    why? Read their books/articles, know their work.
   Overall evidence of suitability for this program and
    career
   Use specifics, stay away from cliches, check grammar
    and spelling, adhere to work limits & format restrictions.
Letters of Recommendation
 From faculty or people who can evaluate
  your academic performance.
 In the case of master’s, one letter may be
  from someone who knows your work
  performance.
 Prepare recommenders: give them your
  vita, statement of purpose, clear addresses
  of programs you are applying to.
 Remind recommenders of deadlines
Curriculum vita
 Education
 Employment History
 Awards, honors
 Undergraduate research
 Internships
 Posters, presentations, publications
 Work experience, volunteer work
 Evidence of exposure to the field
Overall quality of application
 Why choose me? What’s special,
  distinctive or impressive about me?
 Put yourself in the shoes of faculty
  evaluating your application
 What details will help the committee better
  understand me and set me apart from the
  other candidates
 What does the look of the application say
  about me?
If interviewed…..
 Dress appropriately, e.g., casual in the
  sciences, professional for business
  programs, comfortable, neat and tidy.
 Listen attentively, look at people in the
  eyes, speak clearly
 Ask pertinent but not shallow questions
 Watch your non-verbals: no chewing gum,
  picking at clothes, rocking in your chair

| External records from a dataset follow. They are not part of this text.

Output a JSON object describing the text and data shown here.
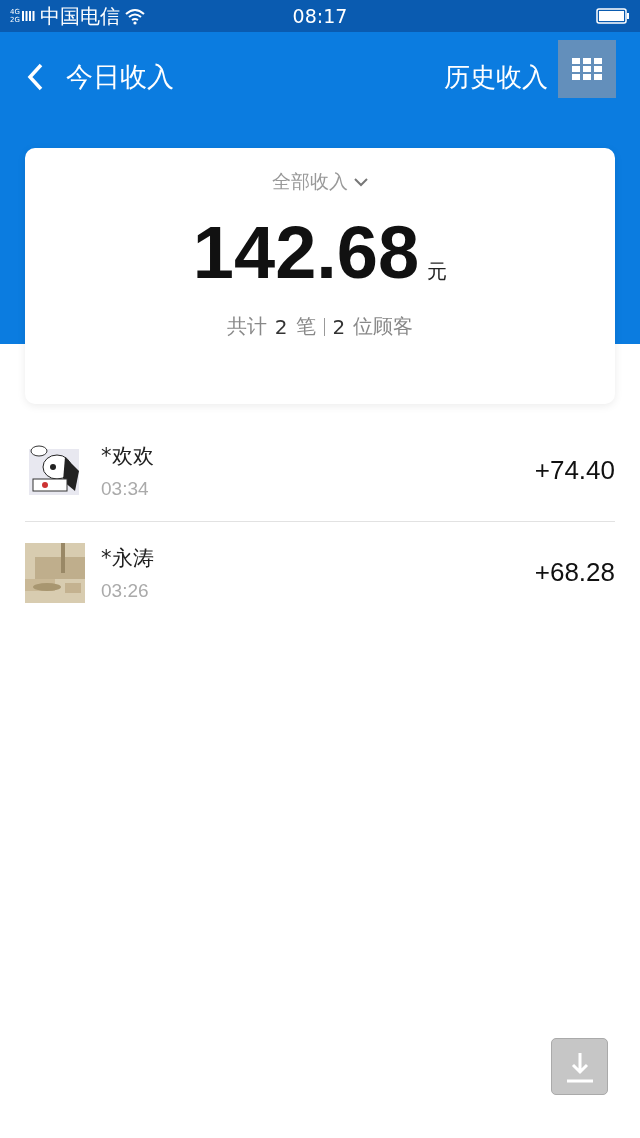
{
  "status_bar": {
    "network_top": "4G",
    "network_bottom": "2G",
    "carrier": "中国电信",
    "time": "08:17"
  },
  "header": {
    "title": "今日收入",
    "action": "历史收入"
  },
  "summary": {
    "filter": "全部收入",
    "amount": "142.68",
    "unit": "元",
    "count_prefix": "共计",
    "count": "2",
    "count_unit": "笔",
    "customers": "2",
    "customers_unit": "位顾客"
  },
  "transactions": [
    {
      "name": "*欢欢",
      "time": "03:34",
      "amount": "+74.40"
    },
    {
      "name": "*永涛",
      "time": "03:26",
      "amount": "+68.28"
    }
  ]
}
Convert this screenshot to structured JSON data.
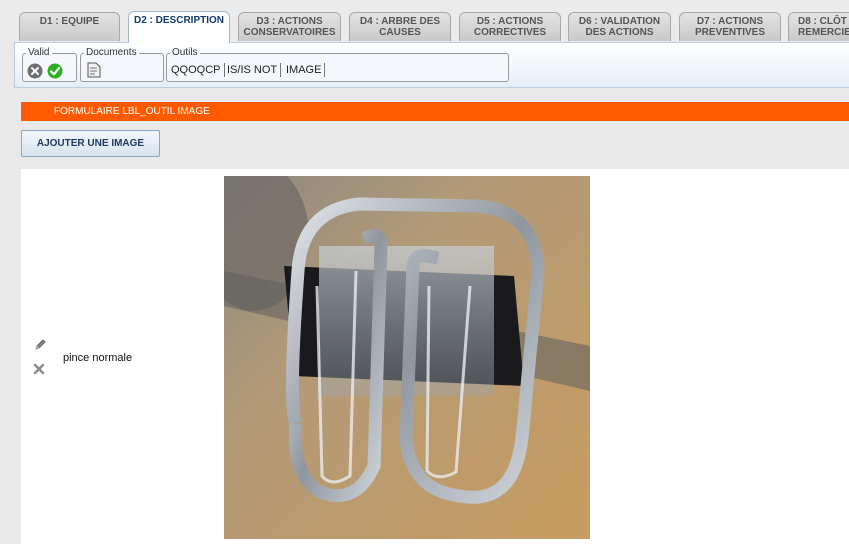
{
  "tabs": [
    {
      "label_l1": "D1 : EQUIPE",
      "label_l2": ""
    },
    {
      "label_l1": "D2 : DESCRIPTION",
      "label_l2": ""
    },
    {
      "label_l1": "D3 : ACTIONS",
      "label_l2": "CONSERVATOIRES"
    },
    {
      "label_l1": "D4 : ARBRE DES",
      "label_l2": "CAUSES"
    },
    {
      "label_l1": "D5 : ACTIONS",
      "label_l2": "CORRECTIVES"
    },
    {
      "label_l1": "D6 : VALIDATION",
      "label_l2": "DES ACTIONS"
    },
    {
      "label_l1": "D7 : ACTIONS",
      "label_l2": "PREVENTIVES"
    },
    {
      "label_l1": "D8 : CLÔT",
      "label_l2": "REMERCIE"
    }
  ],
  "active_tab": "D2 : DESCRIPTION",
  "toolbar": {
    "valid_legend": "Valid",
    "documents_legend": "Documents",
    "outils_legend": "Outils",
    "tools": [
      "QQOQCP",
      "IS/IS NOT",
      "IMAGE"
    ]
  },
  "form": {
    "header": "FORMULAIRE LBL_OUTIL IMAGE",
    "add_button": "AJOUTER UNE IMAGE"
  },
  "image_entry": {
    "caption": "pince normale"
  },
  "colors": {
    "accent": "#ff5a00",
    "active_tab_text": "#123a6b",
    "valid_ok": "#2bb01f",
    "valid_cancel": "#6e6e6e"
  }
}
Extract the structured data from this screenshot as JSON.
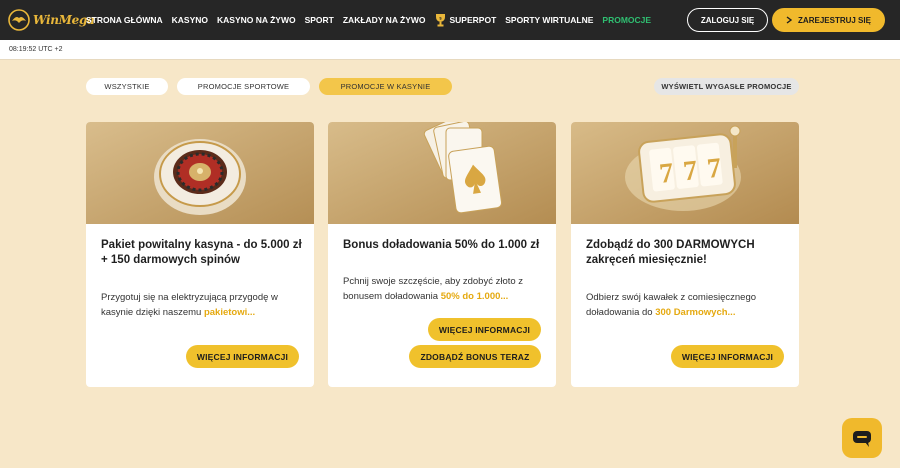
{
  "header": {
    "logo_text": "WinMega",
    "nav": [
      "STRONA GŁÓWNA",
      "KASYNO",
      "KASYNO NA ŻYWO",
      "SPORT",
      "ZAKŁADY NA ŻYWO",
      "SUPERPOT",
      "SPORTY WIRTUALNE",
      "PROMOCJE"
    ],
    "active_nav": "PROMOCJE",
    "login_label": "ZALOGUJ SIĘ",
    "register_label": "ZAREJESTRUJ SIĘ"
  },
  "timebar": {
    "time": "08:19:52 UTC +2"
  },
  "filters": {
    "items": [
      "WSZYSTKIE",
      "PROMOCJE SPORTOWE",
      "PROMOCJE W KASYNIE"
    ],
    "active": "PROMOCJE W KASYNIE",
    "expired_label": "WYŚWIETL WYGASŁE PROMOCJE"
  },
  "cards": [
    {
      "title": "Pakiet powitalny kasyna - do 5.000 zł + 150 darmowych spinów",
      "desc": "Przygotuj się na elektryzującą przygodę w kasynie dzięki naszemu ",
      "desc_highlight": "pakietowi...",
      "button": "WIĘCEJ INFORMACJI"
    },
    {
      "title": "Bonus doładowania 50% do 1.000 zł",
      "desc": "Pchnij swoje szczęście, aby zdobyć złoto z bonusem doładowania ",
      "desc_highlight": "50% do 1.000...",
      "button": "WIĘCEJ INFORMACJI",
      "button2": "ZDOBĄDŹ BONUS TERAZ"
    },
    {
      "title": "Zdobądź do 300 DARMOWYCH zakręceń miesięcznie!",
      "desc": "Odbierz swój kawałek z comiesięcznego doładowania do ",
      "desc_highlight": "300 Darmowych...",
      "button": "WIĘCEJ INFORMACJI"
    }
  ],
  "slot_digits": [
    "7",
    "7",
    "7"
  ],
  "icons": {
    "logo": "eagle-icon",
    "superpot": "trophy-icon",
    "register": "chevron-right-icon",
    "chat": "chat-bubble-icon"
  },
  "colors": {
    "topbar": "#262626",
    "accent": "#f0b92c",
    "active_nav": "#2fbf71",
    "page_bg": "#f7e7c8",
    "highlight_text": "#e5a90f"
  }
}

 Don’t act goofy or arrogant at ANY time
How to finally choose
 Most important is fit between you and
  professors, university and environment
 If doctorate, make sure that there is more
  than one professor in your area of interest
 Money is important but not paramount
 Between two equal choices, choose the
  most prestigious university

								
To top